Is this going to be a repeat of the Libanon war of 2006? The Israeli rhetoric of continuing the operation "as long as necessary" to stop the firing of rockets sounds horrifyingly similiar. But with around 300 dead in just two days, in terms of human casualties this war already looks worse. And the massive demonstrations around Egypt today, with between 50.000 and several hundreds of thousands of participants according to various accounts, is a sign of the reaction that might result if this onslaught - described even by the French president Sarkozy as "a disproportionate response" - continues.
Around the Arab world, the anger is directed not only towards Israel but often also against Egypt for it's participation in the blockade of Gaza. In Beirut, police fired tear gas to prevent demonstrators reaching the Egyptian embassy. The MB website reports that Hizbollah-leader Hassan Nasrallah called in a speech today for all Arabs - and Egyptians and Lebanese in particular - to take to the streets tomorrow in solidarity with Gaza. He called for Egyptians to demonstrate "in millions" to demand the opening of the Rafah border crossing.

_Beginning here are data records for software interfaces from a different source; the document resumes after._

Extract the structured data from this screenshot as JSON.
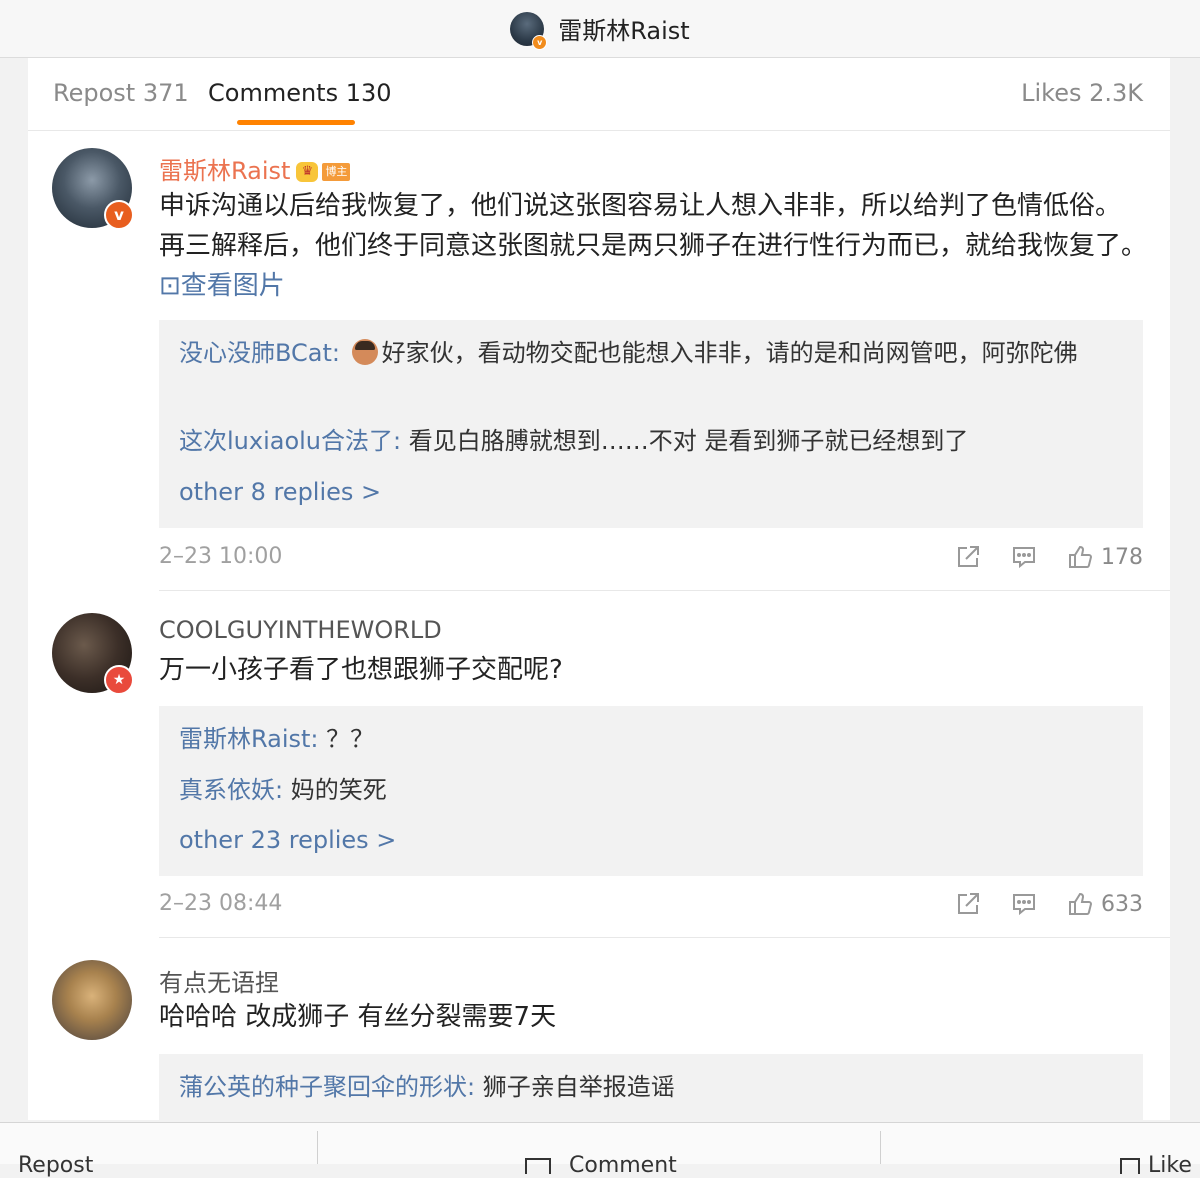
{
  "header": {
    "title": "雷斯林Raist"
  },
  "tabs": {
    "repost": "Repost 371",
    "comments": "Comments 130",
    "likes": "Likes 2.3K"
  },
  "comments": [
    {
      "username": "雷斯林Raist",
      "badge": "博主",
      "text_before": "申诉沟通以后给我恢复了，他们说这张图容易让人想入非非，所以给判了色情低俗。 再三解释后，他们终于同意这张图就只是两只狮子在进行性行为而已，就给我恢复了。 ",
      "link": "⊡查看图片",
      "replies": [
        {
          "name": "没心没肺BCat:",
          "text": "好家伙，看动物交配也能想入非非，请的是和尚网管吧，阿弥陀佛"
        },
        {
          "name": "这次luxiaolu合法了:",
          "text": " 看见白胳膊就想到……不对 是看到狮子就已经想到了"
        }
      ],
      "more": "other 8 replies >",
      "time": "2–23 10:00",
      "likes": "178"
    },
    {
      "username": "COOLGUYINTHEWORLD",
      "text": "万一小孩子看了也想跟狮子交配呢?",
      "replies": [
        {
          "name": "雷斯林Raist:",
          "text": " ？？"
        },
        {
          "name": "真系依妖:",
          "text": " 妈的笑死"
        }
      ],
      "more": "other 23 replies >",
      "time": "2–23 08:44",
      "likes": "633"
    },
    {
      "username": "有点无语捏",
      "text": "哈哈哈  改成狮子 有丝分裂需要7天",
      "replies": [
        {
          "name": "蒲公英的种子聚回伞的形状:",
          "text": " 狮子亲自举报造谣"
        }
      ]
    }
  ],
  "bottom_bar": {
    "repost": "Repost",
    "comment": "Comment",
    "like": "Like"
  },
  "colors": {
    "accent": "#ff8200",
    "link": "#5277a8",
    "username_highlight": "#eb7350"
  }
}
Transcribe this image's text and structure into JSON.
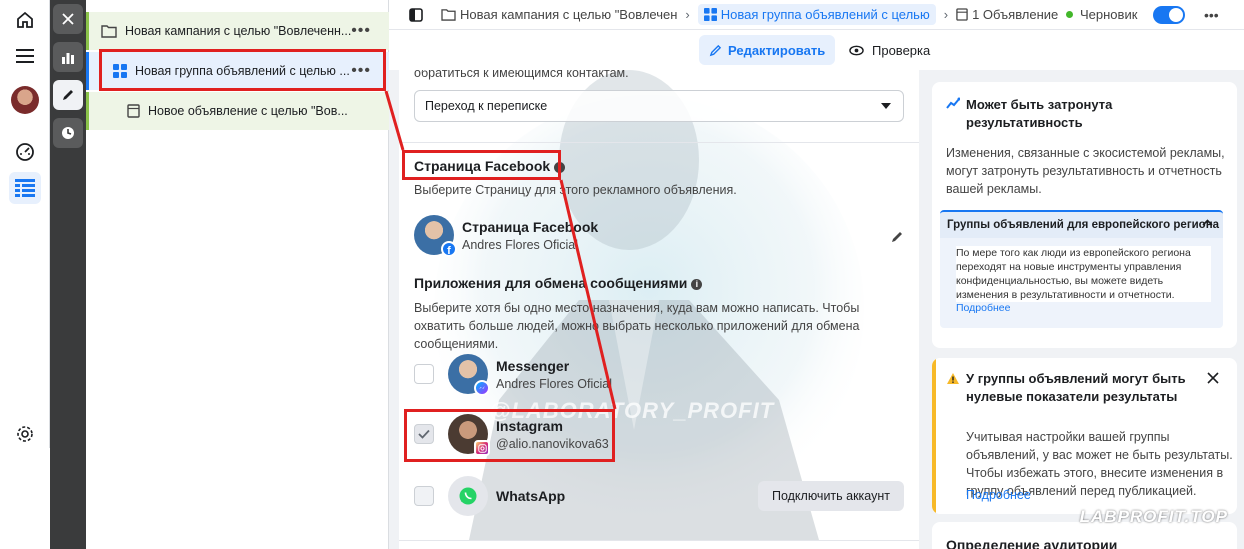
{
  "tree": {
    "campaign": "Новая кампания с целью \"Вовлеченн...",
    "adset": "Новая группа объявлений с целью ...",
    "ad": "Новое объявление с целью \"Вов...",
    "more": "•••"
  },
  "topbar": {
    "crumb_campaign": "Новая кампания с целью \"Вовлечен",
    "crumb_adset": "Новая группа объявлений с целью",
    "crumb_ad": "1 Объявление",
    "status": "Черновик",
    "more": "•••"
  },
  "tabs": {
    "edit": "Редактировать",
    "review": "Проверка"
  },
  "main": {
    "top_clip_text": "обратиться к имеющимся контактам.",
    "destination_select": "Переход к переписке",
    "fb_page_heading": "Страница Facebook",
    "fb_page_help": "Выберите Страницу для этого рекламного объявления.",
    "page_name_label": "Страница Facebook",
    "page_owner": "Andres Flores Oficial",
    "apps_heading": "Приложения для обмена сообщениями",
    "apps_help": "Выберите хотя бы одно место назначения, куда вам можно написать. Чтобы охватить больше людей, можно выбрать несколько приложений для обмена сообщениями.",
    "apps": [
      {
        "name": "Messenger",
        "account": "Andres Flores Oficial",
        "checked": false
      },
      {
        "name": "Instagram",
        "account": "@alio.nanovikova63",
        "checked": true
      },
      {
        "name": "WhatsApp",
        "account": "",
        "checked": false,
        "action": "Подключить аккаунт"
      }
    ],
    "watermark_center": "@LABORATORY_PROFIT"
  },
  "right": {
    "perf_title": "Может быть затронута результативность",
    "perf_body": "Изменения, связанные с экосистемой рекламы, могут затронуть результативность и отчетность вашей рекламы.",
    "eu_title": "Группы объявлений для европейского региона",
    "eu_body": "По мере того как люди из европейского региона переходят на новые инструменты управления конфиденциальностью, вы можете видеть изменения в результативности и отчетности.",
    "eu_link": "Подробнее",
    "warn_title": "У группы объявлений могут быть нулевые показатели результаты",
    "warn_body": "Учитывая настройки вашей группы объявлений, у вас может не быть результаты. Чтобы избежать этого, внесите изменения в группу объявлений перед публикацией.",
    "warn_link": "Подробнее",
    "audience_title": "Определение аудитории"
  },
  "watermark": "LABPROFIT.TOP",
  "colors": {
    "accent": "#1877f2",
    "highlight": "#e02020",
    "warning": "#f7b928",
    "draft": "#42b72a"
  }
}
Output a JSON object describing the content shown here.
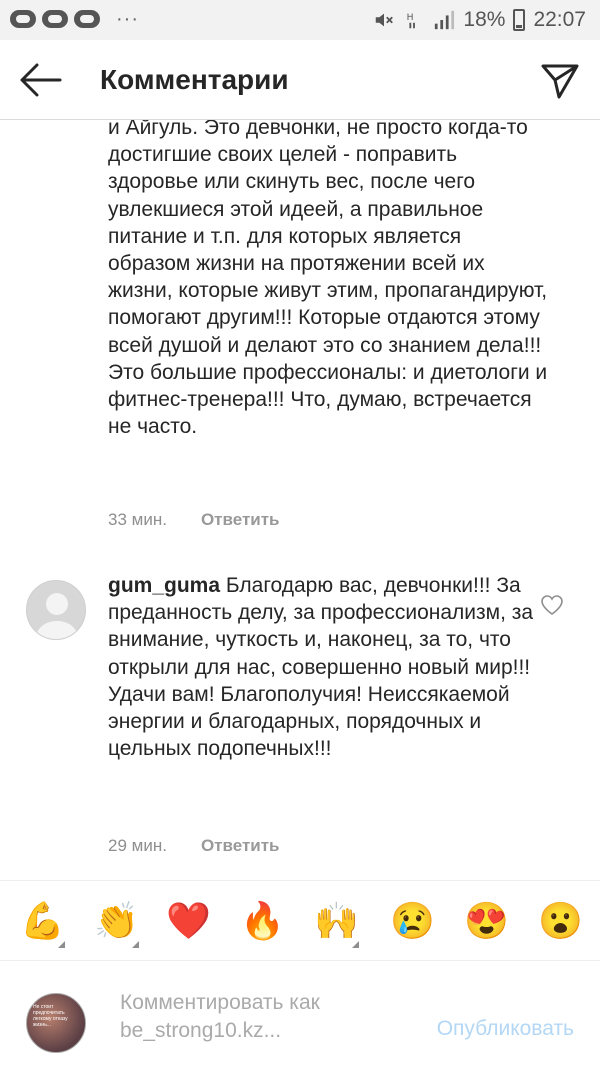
{
  "status_bar": {
    "battery_percent": "18%",
    "time": "22:07",
    "dots": "···",
    "icons": [
      "notification-pill-icon",
      "notification-pill-icon",
      "notification-pill-icon",
      "mute-icon",
      "h-network-icon",
      "signal-icon",
      "battery-icon"
    ]
  },
  "header": {
    "title": "Комментарии",
    "back_icon": "arrow-left-icon",
    "send_icon": "paper-plane-icon"
  },
  "comments": [
    {
      "text": "и Айгуль. Это девчонки, не просто когда-то достигшие своих целей - поправить здоровье или скинуть вес, после чего увлекшиеся этой идеей, а правильное питание и т.п. для которых является образом жизни на протяжении всей их жизни, которые живут этим, пропагандируют, помогают другим!!! Которые отдаются этому всей душой и делают это со знанием дела!!! Это большие профессионалы: и диетологи и фитнес-тренера!!! Что, думаю, встречается не часто.",
      "time": "33 мин.",
      "reply": "Ответить"
    },
    {
      "username": "gum_guma",
      "text": "Благодарю вас, девчонки!!! За преданность делу, за профессионализм, за внимание, чуткость и, наконец, за то, что открыли для нас, совершенно новый мир!!! Удачи вам! Благополучия! Неиссякаемой энергии и благодарных, порядочных и цельных подопечных!!!",
      "time": "29 мин.",
      "reply": "Ответить"
    }
  ],
  "emoji_bar": [
    "💪",
    "👏",
    "❤️",
    "🔥",
    "🙌",
    "😢",
    "😍",
    "😮"
  ],
  "composer": {
    "placeholder": "Комментировать как be_strong10.kz...",
    "publish": "Опубликовать",
    "avatar_text": "Не стоит предпочитать легкому отказу жизнь..."
  },
  "colors": {
    "accent_disabled": "#b3d7f5",
    "meta_gray": "#8e8e8e",
    "text": "#262626"
  }
}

Judging from their behaviour today it's not clear that the main opposition force in Egypt, the Muslim Brotherhood, is prepared to actually put real pressure on the Egyptian regime in order to change it's policies towards Israel. The supreme guide vague call for the people of Egypt to continue to "express their anger in all peaceful ways available" only adds to these doubts. Still, tomorrow has been declared a day of solidarity and a demonstration is planned outside the Press Syndicate at 12.00, demanding the expulsion of the Israeli ambassador, cutting economic and political ties with Israel, and opening the Rafah border crossing.
Meanwhile, something has to be said about the Israeli left-wing activists that protested the Gaza attacs in Tel Aviv today. If only they were not such a tiny minority of their society.